There is growing scholarly recognition of the experience and diversity of sexual orientation beyond “heterosexual,” “gay,” and “lesbian” identities, and this recognition has led to challenges to the traditional stage models of sexual orientation identity development.
Scholars have found that bisexuals experience identity processes differently from the way lesbians and gay men do (Fox, 1995; Klein, 1990, 1993). For example, some individuals may come to bisexual identity after self-labeling as lesbian or gay. Others may identify bisexual feelings from childhood onward. Still others may not become aware of bisexual feelings until after experiencing heterosexual relationships or marriages.
Further, stage models do not account for ways in which the boundaries between Eurocentric notions of culture, sexual orientation, and gender identity are blurred and reconstructed in non-Western contexts (Brown, 1997; Gonsiorek, 1995). One such example is the existence of “Two Spirit” identities that blend Western notions of gender identity and sexual orientation within Native American communities (Brown, 1997).
Across cultures, LGBT identities have different names and meanings. Researchers are providing new perspectives on the experience of multiple and intersecting identities related to race and ethnicity, nationality, and sexuality. Research regarding the ways race and culture interact with the experience of LGBT identities in the United States has expanded (Boykin, 1996, on African Americans; Diaz, 1997, and Espin, 1993, on Latinos; Manalansan, 1993, on Asian Americans; Crow, Brown, and Wright, 1997, and Wilson, 1996, on Native Americans). Beyond the United States, scholarship on the intersections of LGBT identities and nationality is expanding as well, particularly in reference to Africans, Latin Americans, Middle Easterners, and South and East Asians (Ben-Ari, 2001; Kapack, 1992; Kovac, 2002; McLelland, 2000).
Additional research addresses the influence of gender, socioeconomic class, ability, and spirituality on LGBT identity development. Regarding gender differences, women’s non-heterosexual identity processes have most often been presented as paralleling those of men, yet a number of scholars indicate that women may come out and have intimate same-gender experiences at somewhat later ages (Brown, 1995; Sears, 1989).

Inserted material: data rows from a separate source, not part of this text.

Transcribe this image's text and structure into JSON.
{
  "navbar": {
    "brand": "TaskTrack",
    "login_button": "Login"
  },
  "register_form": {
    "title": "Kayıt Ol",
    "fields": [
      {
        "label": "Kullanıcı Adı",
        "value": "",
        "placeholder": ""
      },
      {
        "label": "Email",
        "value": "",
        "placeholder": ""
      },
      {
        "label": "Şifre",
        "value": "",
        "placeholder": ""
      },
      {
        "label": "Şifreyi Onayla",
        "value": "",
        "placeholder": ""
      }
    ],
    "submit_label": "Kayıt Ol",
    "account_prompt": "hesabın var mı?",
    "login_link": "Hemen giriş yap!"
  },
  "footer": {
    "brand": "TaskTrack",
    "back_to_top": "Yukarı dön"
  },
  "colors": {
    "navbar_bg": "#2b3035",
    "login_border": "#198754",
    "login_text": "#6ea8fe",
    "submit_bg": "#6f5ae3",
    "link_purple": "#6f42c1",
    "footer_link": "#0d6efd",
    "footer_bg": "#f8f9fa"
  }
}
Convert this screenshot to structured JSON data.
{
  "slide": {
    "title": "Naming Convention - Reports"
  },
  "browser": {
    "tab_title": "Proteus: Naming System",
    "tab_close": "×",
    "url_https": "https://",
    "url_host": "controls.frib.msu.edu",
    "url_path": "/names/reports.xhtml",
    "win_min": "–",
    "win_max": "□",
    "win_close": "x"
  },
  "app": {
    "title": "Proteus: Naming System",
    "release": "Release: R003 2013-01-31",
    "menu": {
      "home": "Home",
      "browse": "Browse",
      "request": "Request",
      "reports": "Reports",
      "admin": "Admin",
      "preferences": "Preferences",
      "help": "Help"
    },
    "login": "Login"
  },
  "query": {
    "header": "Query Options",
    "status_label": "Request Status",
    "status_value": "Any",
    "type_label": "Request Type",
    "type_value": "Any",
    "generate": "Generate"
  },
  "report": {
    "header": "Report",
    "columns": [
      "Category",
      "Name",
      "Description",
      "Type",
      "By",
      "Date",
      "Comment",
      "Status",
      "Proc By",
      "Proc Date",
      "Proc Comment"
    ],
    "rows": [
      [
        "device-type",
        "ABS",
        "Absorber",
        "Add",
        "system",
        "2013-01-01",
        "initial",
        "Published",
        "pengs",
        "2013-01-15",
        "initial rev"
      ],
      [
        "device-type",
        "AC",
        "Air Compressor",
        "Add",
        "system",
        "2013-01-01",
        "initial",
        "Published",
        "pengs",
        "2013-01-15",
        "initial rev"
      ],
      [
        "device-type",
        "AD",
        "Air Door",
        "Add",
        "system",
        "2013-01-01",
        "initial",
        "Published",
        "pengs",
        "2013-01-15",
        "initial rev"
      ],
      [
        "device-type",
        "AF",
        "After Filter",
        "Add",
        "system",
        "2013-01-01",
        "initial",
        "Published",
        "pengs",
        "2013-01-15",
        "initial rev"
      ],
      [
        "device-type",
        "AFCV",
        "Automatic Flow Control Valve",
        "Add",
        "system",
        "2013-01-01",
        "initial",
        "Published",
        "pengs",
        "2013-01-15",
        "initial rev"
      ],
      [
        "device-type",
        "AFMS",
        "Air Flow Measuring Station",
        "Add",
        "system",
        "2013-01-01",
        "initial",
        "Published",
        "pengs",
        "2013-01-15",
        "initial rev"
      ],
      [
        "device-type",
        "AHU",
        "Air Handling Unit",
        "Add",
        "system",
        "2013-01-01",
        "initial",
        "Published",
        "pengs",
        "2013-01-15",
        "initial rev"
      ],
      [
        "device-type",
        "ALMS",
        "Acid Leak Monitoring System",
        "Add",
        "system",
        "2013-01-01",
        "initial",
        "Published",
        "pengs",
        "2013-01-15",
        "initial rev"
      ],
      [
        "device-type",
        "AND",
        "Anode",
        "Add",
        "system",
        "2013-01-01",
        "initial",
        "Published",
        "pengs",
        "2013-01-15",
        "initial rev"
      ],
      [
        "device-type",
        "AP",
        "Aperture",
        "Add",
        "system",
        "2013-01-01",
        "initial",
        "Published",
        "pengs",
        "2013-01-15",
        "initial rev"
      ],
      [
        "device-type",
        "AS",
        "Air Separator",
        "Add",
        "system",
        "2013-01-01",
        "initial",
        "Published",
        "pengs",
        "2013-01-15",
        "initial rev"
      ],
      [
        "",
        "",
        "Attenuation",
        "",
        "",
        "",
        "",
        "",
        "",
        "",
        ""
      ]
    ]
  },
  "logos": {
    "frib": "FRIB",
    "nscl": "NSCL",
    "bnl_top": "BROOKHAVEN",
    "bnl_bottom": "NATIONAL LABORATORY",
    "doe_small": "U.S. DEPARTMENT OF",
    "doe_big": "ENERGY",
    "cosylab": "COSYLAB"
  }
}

Recent research explores LGBT identities related to social class and class systems, posing questions about how non-heterosexual identities intersect with class privilege and oppression (Becker, 1997; Raffo, 1997; Vanderbosh, 1997). Scholarship is emerging that addresses ways that identities of people with disabilities are influenced by LGBT identity processes (Clare, 1999). DuMontier (2000) hypothesized interactions between sexual orientation and faith development, and other authors discuss specific religious traditions and sexual orientation identity (Love, 1998).
By expanding the theoretical bases for understanding LGBT identities beyond those represented by white, Western men in the foundational models of homosexual identity formation (such as Cass, 1979 and 1984, and Troiden, 1979), researchers provide a complex picture of non-heterosexual identity. They highlight the social context of non-heterosexual identities across cultures and draw attention to the diversity that exists within LGBT communities.